■ **Required work**
In the records below, find the lines that include "Load" and copy each.

■ **Extracted entries**

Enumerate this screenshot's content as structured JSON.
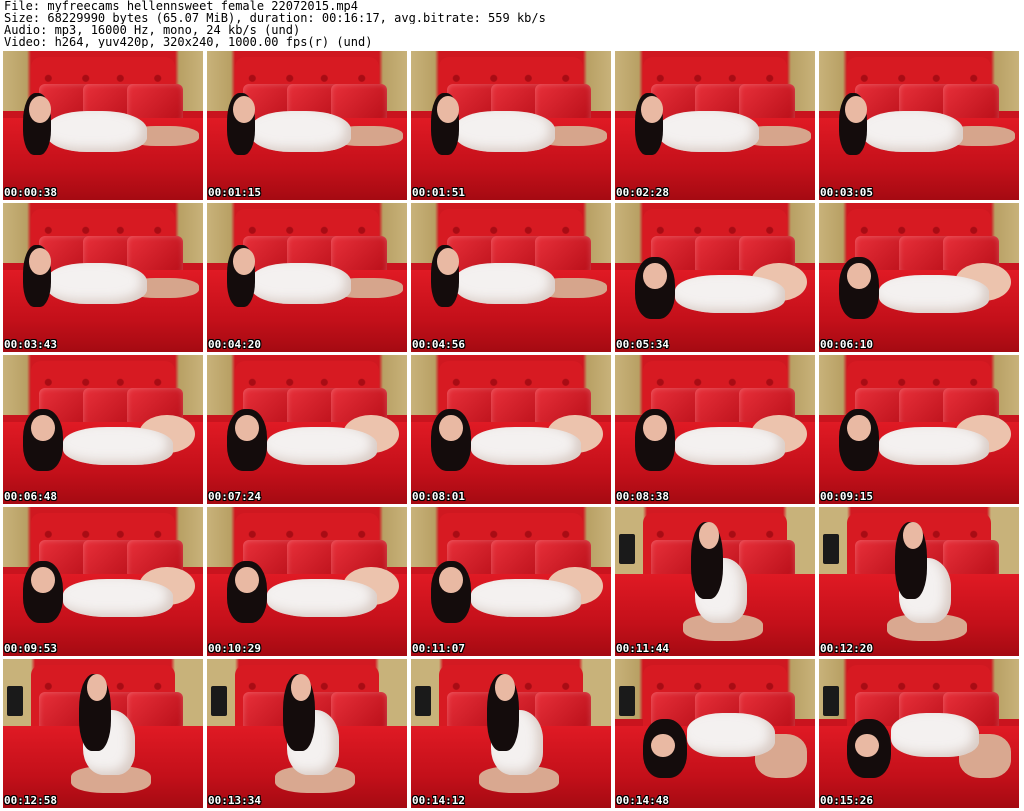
{
  "header": {
    "file": "File: myfreecams_hellennsweet_female_22072015.mp4",
    "size": "Size: 68229990 bytes (65.07 MiB), duration: 00:16:17, avg.bitrate: 559 kb/s",
    "audio": "Audio: mp3, 16000 Hz, mono, 24 kb/s (und)",
    "video": "Video: h264, yuv420p, 320x240, 1000.00 fps(r) (und)"
  },
  "thumbnails": [
    {
      "timestamp": "00:00:38",
      "scene": "lying"
    },
    {
      "timestamp": "00:01:15",
      "scene": "lying"
    },
    {
      "timestamp": "00:01:51",
      "scene": "lying"
    },
    {
      "timestamp": "00:02:28",
      "scene": "lying"
    },
    {
      "timestamp": "00:03:05",
      "scene": "lying"
    },
    {
      "timestamp": "00:03:43",
      "scene": "lying"
    },
    {
      "timestamp": "00:04:20",
      "scene": "lying"
    },
    {
      "timestamp": "00:04:56",
      "scene": "lying"
    },
    {
      "timestamp": "00:05:34",
      "scene": "prone"
    },
    {
      "timestamp": "00:06:10",
      "scene": "prone"
    },
    {
      "timestamp": "00:06:48",
      "scene": "prone"
    },
    {
      "timestamp": "00:07:24",
      "scene": "prone"
    },
    {
      "timestamp": "00:08:01",
      "scene": "prone"
    },
    {
      "timestamp": "00:08:38",
      "scene": "prone"
    },
    {
      "timestamp": "00:09:15",
      "scene": "prone"
    },
    {
      "timestamp": "00:09:53",
      "scene": "prone"
    },
    {
      "timestamp": "00:10:29",
      "scene": "prone"
    },
    {
      "timestamp": "00:11:07",
      "scene": "prone"
    },
    {
      "timestamp": "00:11:44",
      "scene": "kneel"
    },
    {
      "timestamp": "00:12:20",
      "scene": "kneel"
    },
    {
      "timestamp": "00:12:58",
      "scene": "kneel"
    },
    {
      "timestamp": "00:13:34",
      "scene": "kneel"
    },
    {
      "timestamp": "00:14:12",
      "scene": "kneel"
    },
    {
      "timestamp": "00:14:48",
      "scene": "crawl"
    },
    {
      "timestamp": "00:15:26",
      "scene": "crawl"
    }
  ],
  "colors": {
    "background": "#ffffff",
    "bed_red": "#c9141e",
    "timestamp_text": "#ffffff"
  }
}
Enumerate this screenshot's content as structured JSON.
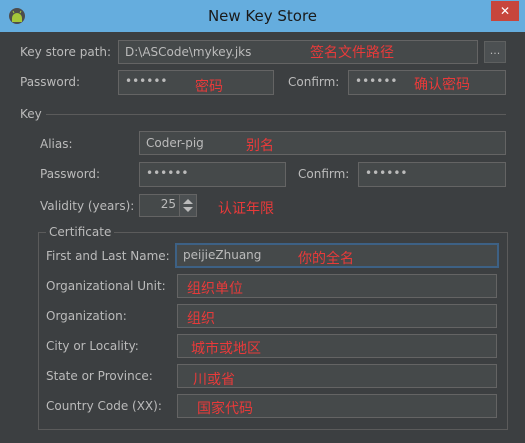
{
  "window": {
    "title": "New Key Store",
    "close_glyph": "✕",
    "icon": "android-icon"
  },
  "keystore": {
    "path_label": "Key store path:",
    "path_value": "D:\\ASCode\\mykey.jks",
    "path_note": "签名文件路径",
    "browse_label": "...",
    "password_label": "Password:",
    "password_value": "••••••",
    "password_note": "密码",
    "confirm_label": "Confirm:",
    "confirm_value": "••••••",
    "confirm_note": "确认密码"
  },
  "key": {
    "section_label": "Key",
    "alias_label": "Alias:",
    "alias_value": "Coder-pig",
    "alias_note": "别名",
    "password_label": "Password:",
    "password_value": "••••••",
    "confirm_label": "Confirm:",
    "confirm_value": "••••••",
    "validity_label": "Validity (years):",
    "validity_value": "25",
    "validity_note": "认证年限"
  },
  "certificate": {
    "section_label": "Certificate",
    "name_label": "First and Last Name:",
    "name_value": "peijieZhuang",
    "name_note": "你的全名",
    "org_unit_label": "Organizational Unit:",
    "org_unit_note": "组织单位",
    "org_label": "Organization:",
    "org_note": "组织",
    "city_label": "City or Locality:",
    "city_note": "城市或地区",
    "state_label": "State or Province:",
    "state_note": "川或省",
    "country_label": "Country Code (XX):",
    "country_note": "国家代码"
  },
  "colors": {
    "titlebar": "#65adde",
    "background": "#3c3f41",
    "annotation": "#e83a3a",
    "close": "#c7463c"
  }
}
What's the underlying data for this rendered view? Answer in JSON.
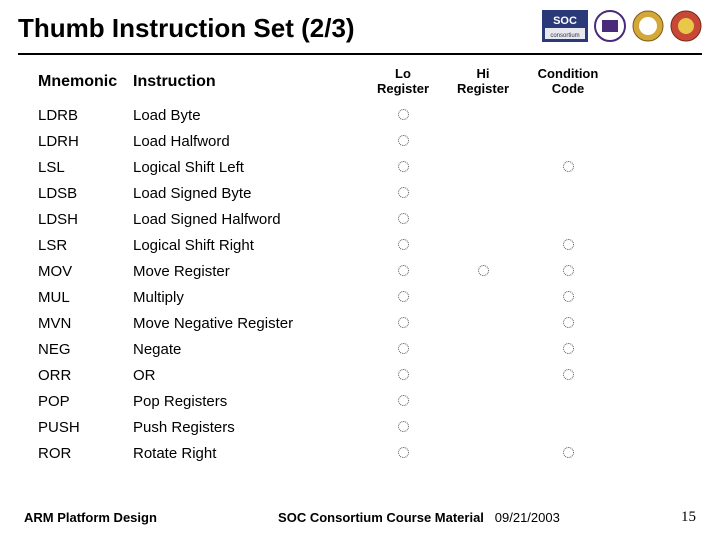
{
  "title": "Thumb Instruction Set (2/3)",
  "columns": {
    "mnemonic": "Mnemonic",
    "instruction": "Instruction",
    "lo": "Lo\nRegister",
    "hi": "Hi\nRegister",
    "cc": "Condition\nCode"
  },
  "rows": [
    {
      "mnemonic": "LDRB",
      "instruction": "Load Byte",
      "lo": true,
      "hi": false,
      "cc": false
    },
    {
      "mnemonic": "LDRH",
      "instruction": "Load Halfword",
      "lo": true,
      "hi": false,
      "cc": false
    },
    {
      "mnemonic": "LSL",
      "instruction": "Logical Shift Left",
      "lo": true,
      "hi": false,
      "cc": true
    },
    {
      "mnemonic": "LDSB",
      "instruction": "Load Signed Byte",
      "lo": true,
      "hi": false,
      "cc": false
    },
    {
      "mnemonic": "LDSH",
      "instruction": "Load Signed Halfword",
      "lo": true,
      "hi": false,
      "cc": false
    },
    {
      "mnemonic": "LSR",
      "instruction": "Logical Shift Right",
      "lo": true,
      "hi": false,
      "cc": true
    },
    {
      "mnemonic": "MOV",
      "instruction": "Move Register",
      "lo": true,
      "hi": true,
      "cc": true
    },
    {
      "mnemonic": "MUL",
      "instruction": "Multiply",
      "lo": true,
      "hi": false,
      "cc": true
    },
    {
      "mnemonic": "MVN",
      "instruction": "Move Negative Register",
      "lo": true,
      "hi": false,
      "cc": true
    },
    {
      "mnemonic": "NEG",
      "instruction": "Negate",
      "lo": true,
      "hi": false,
      "cc": true
    },
    {
      "mnemonic": "ORR",
      "instruction": "OR",
      "lo": true,
      "hi": false,
      "cc": true
    },
    {
      "mnemonic": "POP",
      "instruction": "Pop Registers",
      "lo": true,
      "hi": false,
      "cc": false
    },
    {
      "mnemonic": "PUSH",
      "instruction": "Push Registers",
      "lo": true,
      "hi": false,
      "cc": false
    },
    {
      "mnemonic": "ROR",
      "instruction": "Rotate Right",
      "lo": true,
      "hi": false,
      "cc": true
    }
  ],
  "footer": {
    "left": "ARM Platform Design",
    "mid_bold": "SOC Consortium Course Material",
    "mid_date": "09/21/2003",
    "page": "15"
  }
}
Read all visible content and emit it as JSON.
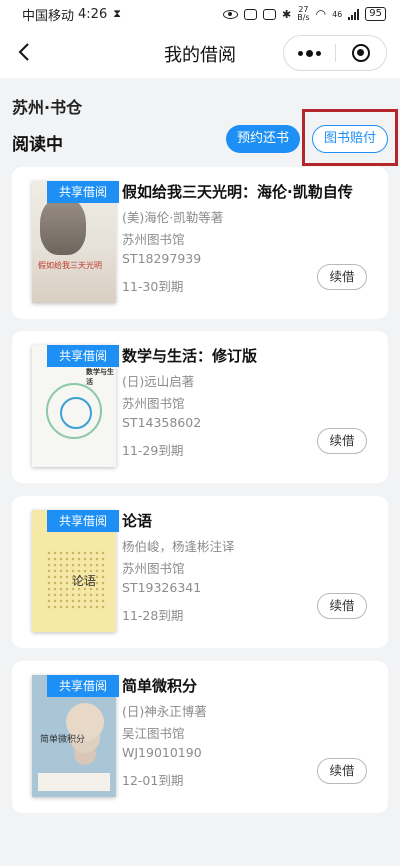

■ **Task solution**
      "instruction": "Load Byte",
      "instruction": "Load Halfword",
      "instruction": "Load Signed Byte",
      "instruction": "Load Signed Halfword",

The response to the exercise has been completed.